1. Macet This means traffic jam, and anyone who has been to Jakarta will know that the traffic here is legendary. I’m really thankful that we picked a school that is usually a five to ten minute drive away for N, because we don’t have to leave home super early just to get to school on time. I say “usually”, because I’ve taken more than half an hour to get home from N’s school before, when there was an inexplicable macet along our route home. I’ve also learnt that physical distance isn’t an accurate measure for how long it will take to get somewhere, because bad traffic can extend the journey by a ridiculous amount of time.
2. Gojek Because of the super bad traffic, people rely on gojek riders quite a bit to get things done. There’s an app for it, and most people use the Go-Food option, which is basically a food delivery service. There’s also Go-Clean, where you get people to come and clean your place, and Go-Massage, where masseuses come to your place (massages are super cheap here by the way! An hour usually costs only about SGD15-20.). I can’t tell you how many times we’ve relied on Go-Food to settle our meals when we can’t bring ourselves to face the traffic!

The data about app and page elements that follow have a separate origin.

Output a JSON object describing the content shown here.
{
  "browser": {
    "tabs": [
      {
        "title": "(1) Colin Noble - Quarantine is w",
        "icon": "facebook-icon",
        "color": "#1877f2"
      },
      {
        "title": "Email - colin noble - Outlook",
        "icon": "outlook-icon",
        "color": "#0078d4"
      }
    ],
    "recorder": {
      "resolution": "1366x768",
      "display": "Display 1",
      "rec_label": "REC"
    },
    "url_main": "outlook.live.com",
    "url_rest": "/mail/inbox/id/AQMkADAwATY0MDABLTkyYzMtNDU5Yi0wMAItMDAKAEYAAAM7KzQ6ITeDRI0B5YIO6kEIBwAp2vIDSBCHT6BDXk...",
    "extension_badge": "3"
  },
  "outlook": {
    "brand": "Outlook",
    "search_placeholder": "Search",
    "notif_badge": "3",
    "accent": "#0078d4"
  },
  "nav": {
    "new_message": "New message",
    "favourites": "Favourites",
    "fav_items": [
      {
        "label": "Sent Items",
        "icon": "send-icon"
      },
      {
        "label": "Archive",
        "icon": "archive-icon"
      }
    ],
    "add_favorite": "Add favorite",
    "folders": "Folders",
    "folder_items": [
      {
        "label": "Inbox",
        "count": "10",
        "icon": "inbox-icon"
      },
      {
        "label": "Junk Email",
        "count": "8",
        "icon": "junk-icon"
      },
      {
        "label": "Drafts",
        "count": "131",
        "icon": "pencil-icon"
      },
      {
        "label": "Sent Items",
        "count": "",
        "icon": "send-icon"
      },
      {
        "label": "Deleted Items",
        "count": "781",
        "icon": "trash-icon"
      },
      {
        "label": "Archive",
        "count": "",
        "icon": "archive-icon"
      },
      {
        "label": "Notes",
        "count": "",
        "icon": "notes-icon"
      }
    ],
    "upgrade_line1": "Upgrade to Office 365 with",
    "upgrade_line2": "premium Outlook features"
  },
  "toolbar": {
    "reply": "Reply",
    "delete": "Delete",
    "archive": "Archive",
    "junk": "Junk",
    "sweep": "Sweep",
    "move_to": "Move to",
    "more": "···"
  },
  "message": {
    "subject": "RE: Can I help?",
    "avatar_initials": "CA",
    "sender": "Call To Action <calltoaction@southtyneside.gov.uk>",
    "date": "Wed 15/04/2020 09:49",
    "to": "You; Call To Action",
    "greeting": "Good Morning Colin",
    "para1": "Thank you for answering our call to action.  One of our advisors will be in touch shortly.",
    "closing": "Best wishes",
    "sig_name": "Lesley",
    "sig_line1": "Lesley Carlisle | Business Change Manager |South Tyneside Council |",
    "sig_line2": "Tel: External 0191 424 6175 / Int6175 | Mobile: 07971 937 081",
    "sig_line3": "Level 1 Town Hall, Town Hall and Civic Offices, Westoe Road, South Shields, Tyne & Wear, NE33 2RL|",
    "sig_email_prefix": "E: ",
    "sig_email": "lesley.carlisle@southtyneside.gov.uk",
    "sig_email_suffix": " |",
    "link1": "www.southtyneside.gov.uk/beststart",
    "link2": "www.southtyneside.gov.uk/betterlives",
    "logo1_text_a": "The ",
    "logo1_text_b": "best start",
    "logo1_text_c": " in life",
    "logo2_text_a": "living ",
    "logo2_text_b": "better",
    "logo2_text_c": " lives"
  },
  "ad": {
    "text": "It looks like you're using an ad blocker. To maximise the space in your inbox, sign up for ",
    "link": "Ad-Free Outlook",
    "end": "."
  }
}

3. Kosong Some ladies in the SG/MY whatsapp chat group recommend stocking up whenever you see your favourite items in the supermarkets or shops, and when I first came, I didn’t understand why they said that. Then one day, I was trying to find N’s favourite frozen mini croissants, and it was “Kosong!”, ie out of stock, at every single supermarket I visited. This usually happens for imported goods, and it can take weeks or even months to reappear, so yeah, stock up when you can.

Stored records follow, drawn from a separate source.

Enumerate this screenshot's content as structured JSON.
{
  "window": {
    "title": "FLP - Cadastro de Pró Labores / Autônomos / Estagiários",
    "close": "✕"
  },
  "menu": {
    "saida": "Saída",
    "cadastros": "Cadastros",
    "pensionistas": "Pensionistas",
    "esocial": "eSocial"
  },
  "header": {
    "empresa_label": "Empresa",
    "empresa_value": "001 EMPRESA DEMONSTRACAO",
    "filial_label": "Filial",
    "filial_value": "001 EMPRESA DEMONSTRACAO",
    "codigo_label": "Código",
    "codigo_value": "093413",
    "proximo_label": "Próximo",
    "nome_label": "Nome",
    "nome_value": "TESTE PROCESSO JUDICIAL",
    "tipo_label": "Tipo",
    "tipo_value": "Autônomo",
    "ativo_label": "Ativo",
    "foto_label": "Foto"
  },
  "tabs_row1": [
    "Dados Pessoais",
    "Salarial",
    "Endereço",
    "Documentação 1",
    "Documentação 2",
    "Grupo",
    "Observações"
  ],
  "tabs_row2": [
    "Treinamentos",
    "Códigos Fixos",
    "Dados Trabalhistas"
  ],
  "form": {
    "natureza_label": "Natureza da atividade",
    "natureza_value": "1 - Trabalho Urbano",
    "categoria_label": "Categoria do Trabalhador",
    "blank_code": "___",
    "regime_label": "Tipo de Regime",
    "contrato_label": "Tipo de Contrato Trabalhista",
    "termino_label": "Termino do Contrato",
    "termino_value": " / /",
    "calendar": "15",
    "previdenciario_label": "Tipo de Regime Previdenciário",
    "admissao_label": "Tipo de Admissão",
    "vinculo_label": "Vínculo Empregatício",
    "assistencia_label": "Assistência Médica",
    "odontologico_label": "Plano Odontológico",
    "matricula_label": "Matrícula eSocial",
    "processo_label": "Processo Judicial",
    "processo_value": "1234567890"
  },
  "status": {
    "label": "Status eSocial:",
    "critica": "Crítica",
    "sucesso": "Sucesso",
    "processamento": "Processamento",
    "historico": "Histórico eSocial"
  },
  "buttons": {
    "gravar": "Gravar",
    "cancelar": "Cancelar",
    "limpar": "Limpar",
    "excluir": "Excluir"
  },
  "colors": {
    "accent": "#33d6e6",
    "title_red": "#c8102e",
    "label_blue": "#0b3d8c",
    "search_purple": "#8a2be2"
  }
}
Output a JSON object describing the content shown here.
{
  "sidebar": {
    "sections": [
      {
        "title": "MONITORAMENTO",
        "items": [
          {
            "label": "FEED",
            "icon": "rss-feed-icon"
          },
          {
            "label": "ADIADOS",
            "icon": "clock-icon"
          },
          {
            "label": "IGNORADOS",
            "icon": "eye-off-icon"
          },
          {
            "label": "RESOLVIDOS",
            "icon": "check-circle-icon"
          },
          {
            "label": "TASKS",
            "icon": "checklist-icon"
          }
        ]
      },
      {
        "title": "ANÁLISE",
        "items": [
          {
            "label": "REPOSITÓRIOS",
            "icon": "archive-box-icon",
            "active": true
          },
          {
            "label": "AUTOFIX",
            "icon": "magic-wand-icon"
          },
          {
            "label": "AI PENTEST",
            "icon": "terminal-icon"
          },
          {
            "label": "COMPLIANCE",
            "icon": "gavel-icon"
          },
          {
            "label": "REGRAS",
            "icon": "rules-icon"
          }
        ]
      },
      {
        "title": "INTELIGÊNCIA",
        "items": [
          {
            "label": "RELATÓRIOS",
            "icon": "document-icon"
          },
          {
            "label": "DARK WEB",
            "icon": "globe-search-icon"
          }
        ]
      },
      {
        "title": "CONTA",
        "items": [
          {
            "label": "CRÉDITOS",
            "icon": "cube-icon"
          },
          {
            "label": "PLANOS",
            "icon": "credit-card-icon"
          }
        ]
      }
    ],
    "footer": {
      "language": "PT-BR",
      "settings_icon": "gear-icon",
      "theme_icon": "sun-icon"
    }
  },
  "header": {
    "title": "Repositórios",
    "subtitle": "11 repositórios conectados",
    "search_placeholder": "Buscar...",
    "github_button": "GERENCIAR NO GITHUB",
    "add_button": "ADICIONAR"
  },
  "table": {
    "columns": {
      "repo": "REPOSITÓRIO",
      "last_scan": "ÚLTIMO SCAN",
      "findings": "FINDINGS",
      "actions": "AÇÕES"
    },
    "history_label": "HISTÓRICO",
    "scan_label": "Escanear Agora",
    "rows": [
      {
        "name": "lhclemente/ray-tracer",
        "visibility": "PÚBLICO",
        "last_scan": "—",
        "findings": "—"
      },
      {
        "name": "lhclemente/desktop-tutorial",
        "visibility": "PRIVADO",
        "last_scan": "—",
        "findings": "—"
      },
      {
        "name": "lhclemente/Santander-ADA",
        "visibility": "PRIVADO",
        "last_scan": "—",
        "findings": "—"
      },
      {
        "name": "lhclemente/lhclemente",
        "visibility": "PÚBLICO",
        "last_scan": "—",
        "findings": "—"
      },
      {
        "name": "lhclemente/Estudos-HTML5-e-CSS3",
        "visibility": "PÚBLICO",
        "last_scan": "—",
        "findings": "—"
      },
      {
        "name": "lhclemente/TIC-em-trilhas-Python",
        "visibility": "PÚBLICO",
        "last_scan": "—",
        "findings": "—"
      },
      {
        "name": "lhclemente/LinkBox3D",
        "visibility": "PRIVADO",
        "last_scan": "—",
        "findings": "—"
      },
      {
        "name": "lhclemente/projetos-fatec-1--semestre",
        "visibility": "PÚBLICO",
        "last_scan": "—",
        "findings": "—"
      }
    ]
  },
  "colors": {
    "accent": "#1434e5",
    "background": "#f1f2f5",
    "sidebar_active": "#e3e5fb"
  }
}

4. Doctors and Medication Bring as much of your medication from your home country as possible. Stock up when you go back for holidays, because the meds here can also go out of stock. Because the traffic here is bad, you don’t really want to be stuck in a car for ages on your way to see a doctor, so if you can self-medicate, that is sometimes the better option. Some doctors here also like to prescribe their own concoction of “powder medicine”, which comes in individually packed sachets and has to be mixed with water for consumption. If you’re uncomfortable with not knowing what’s in your medicine, make sure you tell your doctor, and ask for the standard meds instead.
5. Helpers: Live-in, Live-out, and Part-time There are many different types of helpers that you can hire here, and it is quite common to have nannies (sometimes even one nanny per child) for the kids, and helpers to do the housework and cooking. You can hire a live-out pembantu (helper) and/or a suster (nanny) if you are uncomfortable having live-in help, and there are even part-timers who can come on specific days, for just a few hours. Finding help here is easy, but finding good and reliable help is a different story. I’ve heard of so many stories, where the helpers just don’t show up for work one day, and don’t respond to phone calls or messages. Some borrow money from their employers, then disappear without a trace. The expats usually prefer English-speaking helpers, but that also means that you’ll have to pay more.

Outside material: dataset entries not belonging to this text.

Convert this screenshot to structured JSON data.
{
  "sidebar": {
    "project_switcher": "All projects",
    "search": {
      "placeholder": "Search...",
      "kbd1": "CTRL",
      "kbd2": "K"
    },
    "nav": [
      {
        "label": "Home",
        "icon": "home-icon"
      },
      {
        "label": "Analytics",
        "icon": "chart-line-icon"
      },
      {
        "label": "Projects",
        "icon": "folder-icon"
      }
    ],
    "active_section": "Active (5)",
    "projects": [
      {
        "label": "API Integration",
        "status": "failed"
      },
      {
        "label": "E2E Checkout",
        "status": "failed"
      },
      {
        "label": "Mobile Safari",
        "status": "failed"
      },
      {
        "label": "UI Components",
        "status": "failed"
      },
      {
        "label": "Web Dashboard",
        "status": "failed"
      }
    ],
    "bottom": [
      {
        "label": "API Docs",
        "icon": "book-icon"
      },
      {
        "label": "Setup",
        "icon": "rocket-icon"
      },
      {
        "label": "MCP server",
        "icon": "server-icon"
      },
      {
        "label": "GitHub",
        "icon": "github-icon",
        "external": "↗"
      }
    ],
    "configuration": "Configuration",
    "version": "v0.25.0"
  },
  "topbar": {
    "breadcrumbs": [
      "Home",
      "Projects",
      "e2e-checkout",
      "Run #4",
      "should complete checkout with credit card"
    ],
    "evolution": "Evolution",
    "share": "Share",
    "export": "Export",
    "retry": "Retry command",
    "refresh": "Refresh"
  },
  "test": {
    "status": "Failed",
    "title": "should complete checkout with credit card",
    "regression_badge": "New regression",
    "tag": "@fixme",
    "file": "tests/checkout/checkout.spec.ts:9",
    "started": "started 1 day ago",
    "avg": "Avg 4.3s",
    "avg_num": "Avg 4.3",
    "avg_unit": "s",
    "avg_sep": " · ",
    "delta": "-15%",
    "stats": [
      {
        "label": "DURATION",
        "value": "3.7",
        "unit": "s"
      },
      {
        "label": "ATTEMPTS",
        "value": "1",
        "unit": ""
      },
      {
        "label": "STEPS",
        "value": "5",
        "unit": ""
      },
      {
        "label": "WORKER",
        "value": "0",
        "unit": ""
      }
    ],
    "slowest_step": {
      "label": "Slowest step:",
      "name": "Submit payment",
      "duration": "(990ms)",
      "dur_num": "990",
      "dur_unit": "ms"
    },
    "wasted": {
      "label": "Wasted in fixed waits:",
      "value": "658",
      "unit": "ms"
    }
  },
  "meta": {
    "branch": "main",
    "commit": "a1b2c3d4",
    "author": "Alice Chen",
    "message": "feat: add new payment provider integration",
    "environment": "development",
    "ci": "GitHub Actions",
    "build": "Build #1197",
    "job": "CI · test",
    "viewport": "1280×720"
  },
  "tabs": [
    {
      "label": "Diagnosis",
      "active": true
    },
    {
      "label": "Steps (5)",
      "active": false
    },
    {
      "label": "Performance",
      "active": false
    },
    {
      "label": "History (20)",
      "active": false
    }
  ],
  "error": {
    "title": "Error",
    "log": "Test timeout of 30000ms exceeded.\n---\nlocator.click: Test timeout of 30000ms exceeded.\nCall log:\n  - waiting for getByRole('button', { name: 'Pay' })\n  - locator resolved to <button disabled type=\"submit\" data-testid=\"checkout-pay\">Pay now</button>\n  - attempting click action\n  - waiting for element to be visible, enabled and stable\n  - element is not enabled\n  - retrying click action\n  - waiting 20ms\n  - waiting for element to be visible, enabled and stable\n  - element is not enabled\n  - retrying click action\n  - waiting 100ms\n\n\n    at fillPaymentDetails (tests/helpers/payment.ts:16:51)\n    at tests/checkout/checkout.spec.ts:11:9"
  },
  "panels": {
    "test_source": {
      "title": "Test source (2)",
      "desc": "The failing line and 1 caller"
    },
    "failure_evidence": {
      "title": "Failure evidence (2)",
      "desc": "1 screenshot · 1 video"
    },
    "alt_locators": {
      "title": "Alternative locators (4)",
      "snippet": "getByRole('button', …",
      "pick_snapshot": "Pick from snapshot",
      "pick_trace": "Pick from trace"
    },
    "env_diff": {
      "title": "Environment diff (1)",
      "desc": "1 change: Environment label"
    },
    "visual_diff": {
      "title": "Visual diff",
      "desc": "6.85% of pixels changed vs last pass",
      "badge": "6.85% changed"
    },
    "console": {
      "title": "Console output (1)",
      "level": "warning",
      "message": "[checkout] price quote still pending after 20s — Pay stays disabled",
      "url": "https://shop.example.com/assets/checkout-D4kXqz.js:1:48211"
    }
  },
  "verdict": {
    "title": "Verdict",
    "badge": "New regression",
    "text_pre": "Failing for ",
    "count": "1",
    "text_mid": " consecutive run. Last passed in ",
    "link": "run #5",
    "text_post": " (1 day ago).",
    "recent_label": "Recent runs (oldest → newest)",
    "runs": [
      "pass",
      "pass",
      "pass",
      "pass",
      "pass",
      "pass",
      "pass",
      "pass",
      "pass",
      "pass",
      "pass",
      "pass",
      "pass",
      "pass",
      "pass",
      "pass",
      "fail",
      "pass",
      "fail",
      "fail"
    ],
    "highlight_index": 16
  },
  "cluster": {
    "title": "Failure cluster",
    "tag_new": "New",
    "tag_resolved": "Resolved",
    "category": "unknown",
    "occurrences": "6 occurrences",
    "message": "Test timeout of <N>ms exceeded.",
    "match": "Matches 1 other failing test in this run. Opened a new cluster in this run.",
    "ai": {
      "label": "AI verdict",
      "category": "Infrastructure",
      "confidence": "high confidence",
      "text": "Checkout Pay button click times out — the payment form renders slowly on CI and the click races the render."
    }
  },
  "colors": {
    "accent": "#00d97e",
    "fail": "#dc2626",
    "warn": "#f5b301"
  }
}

In our case, we have only one helper, who helps me with the babies when necessary, and does all the cooking and cleaning. She lives in from Mondays to Fridays, which means that we are left to our own devices on weekends. It’s rare for helpers to cook, clean, AND look after kids here, but we prefer having only one helper, because we don’t want to have to deal with the “politics” of having two helpers, so we have to pay her more.
6. Drivers An experienced, honest, reliable, and resourceful driver is everyone’s dream, because your driver not only drives you around, but also runs errands for you. He needs to know all the shortcuts and little roads that somehow manage to be two-way despite being super narrow, because that’s just how it works here. Can’t get gojek to buy food for you? Send your driver instead. Need to replenish your water supply? Ask your driver to do it.
I wanted to come up with a longer list, but erm, that’s all I can think of at the moment. Please feel free to add to my list by leaving a comment!